I’m embarrassed that it opened in 2003 and we just now made it out there; it’s absolutely spectacular. Highlights include an SR-71 Blackbird, a Concorde, the space shuttle Discovery, the Enola Gay and what seems like an endless supply of historical, rare and stunning aircraft. I can’t recommend it highly enough. (Visit the link above for a few shots of the highlighted aircraft.)
For kids? If your kid is all interested in any of this stuff, their head will likely explode. I can’t reiterate enough how awesome the place is.
Photography in a place like this is always tricky; exhibit barriers and architecture will conspire to eliminate most good angles.
Tourists have an uncanny sixth sense for wandering into your frame at the exact moment you’re snapping the shutter. But they’re not passing through; grandma has to get back from across the museum before they’ll move.
I took a “long play” approach. Find a cool exhibit and negotiate an angle with the architecture and dial in your settings—test shoot and get your exposure nailed. Lean against a pole and relax. Eventually, the frame will get clear enough to take the shot. Line up and snap it quickly, before those yahoo Auburn fans can get in your way again.
Another approach is to shoot details, aiming for specific parts of the exhibits or even the architecture. That’s especially true here; the exhibits are so closely packed together that you’ll rarely be able to isolate one. That said, I tend to dig the wide, sweeping shots, so I’m happy to be patient, find an angle and wait the coast to clear.
Once home, although pleased with the angles I’d gotten, I struggled with a couple weird color casts and some other exposure-related issues. I decided to play on the dramatic setting of the exhibits, punching up the funky exhibit lights and really pushing the contrast. Unexpectedly, I ended up with a look that I loved.

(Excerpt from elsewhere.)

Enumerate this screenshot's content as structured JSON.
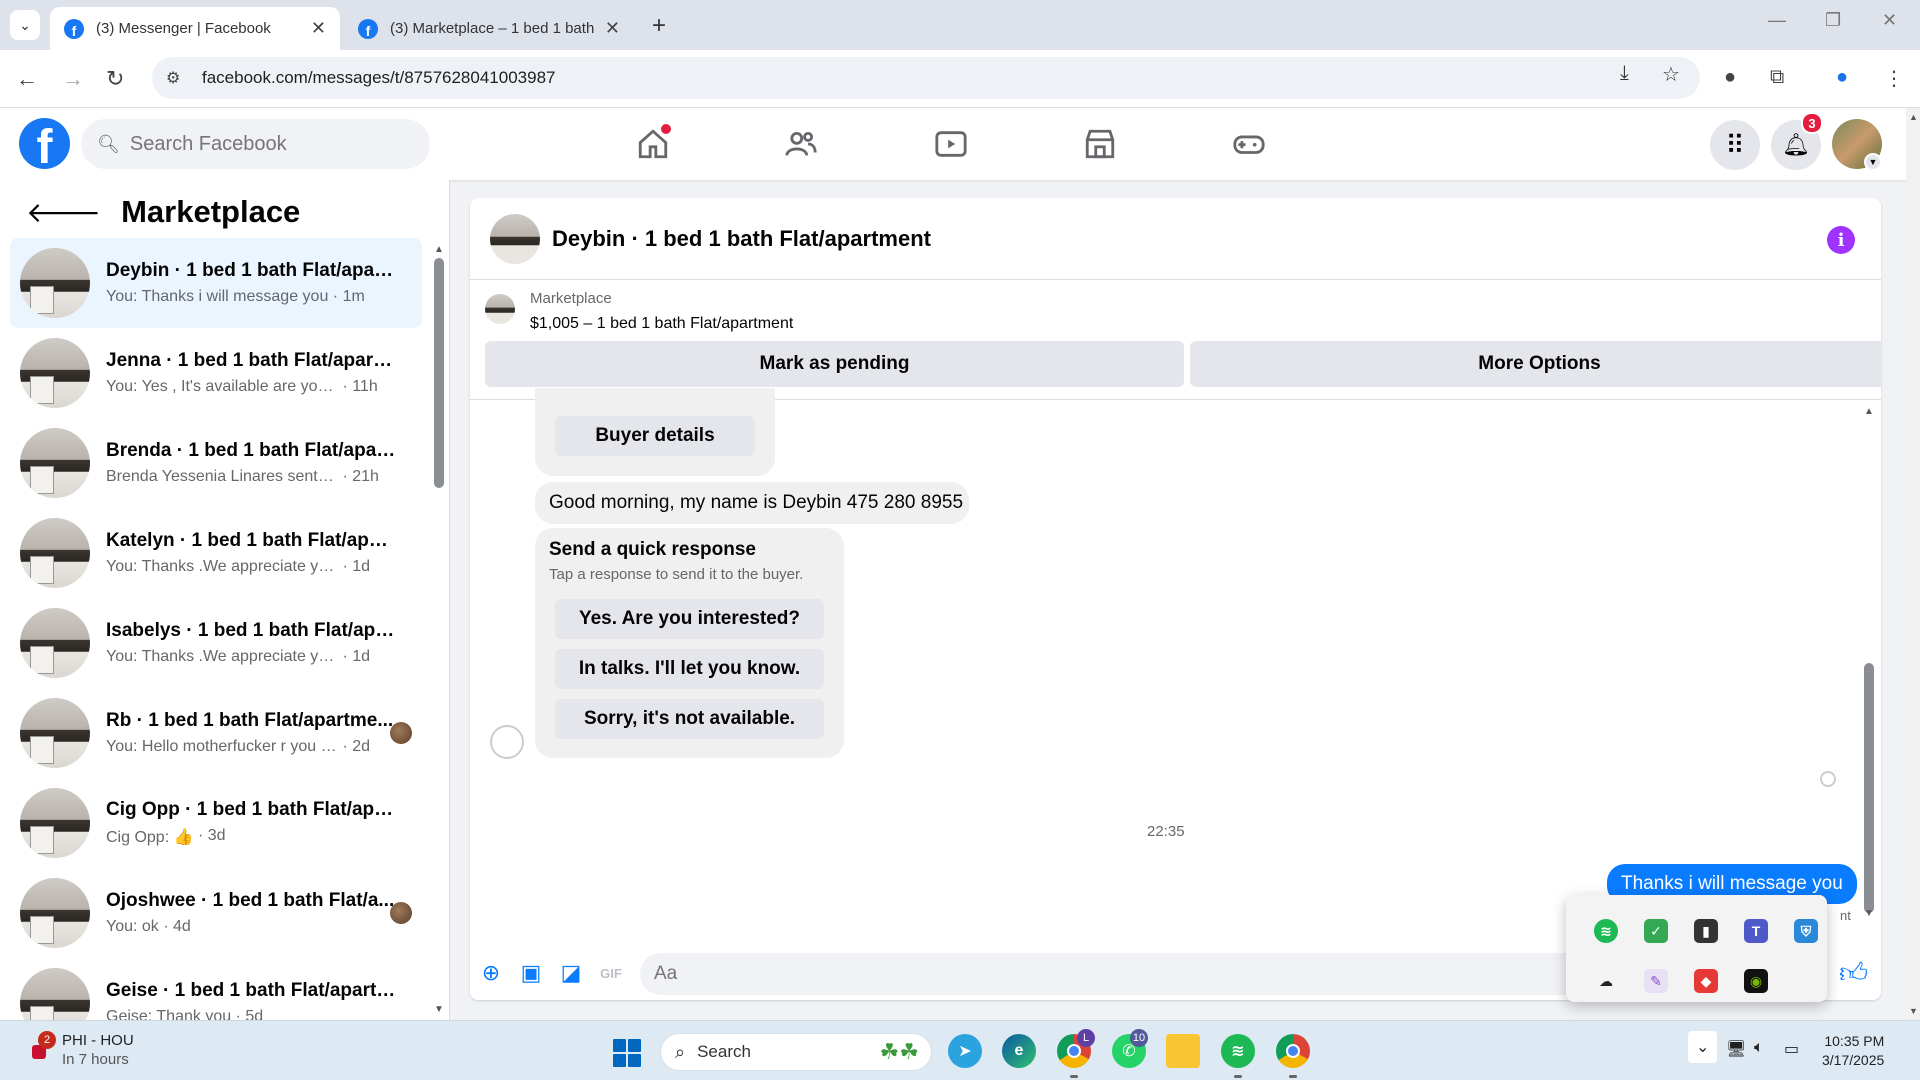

Along with heavy increases in the saturation, vibrance and contrast, I made some hue tweaks, knocked a lot of the noise out and made heavy use of vignettes to direct the eye.
This is look that definitely has a time and place, but I was excited enough with how the final photos came out that I’m looking forward to going back to Udvar-Hazy and getting some more.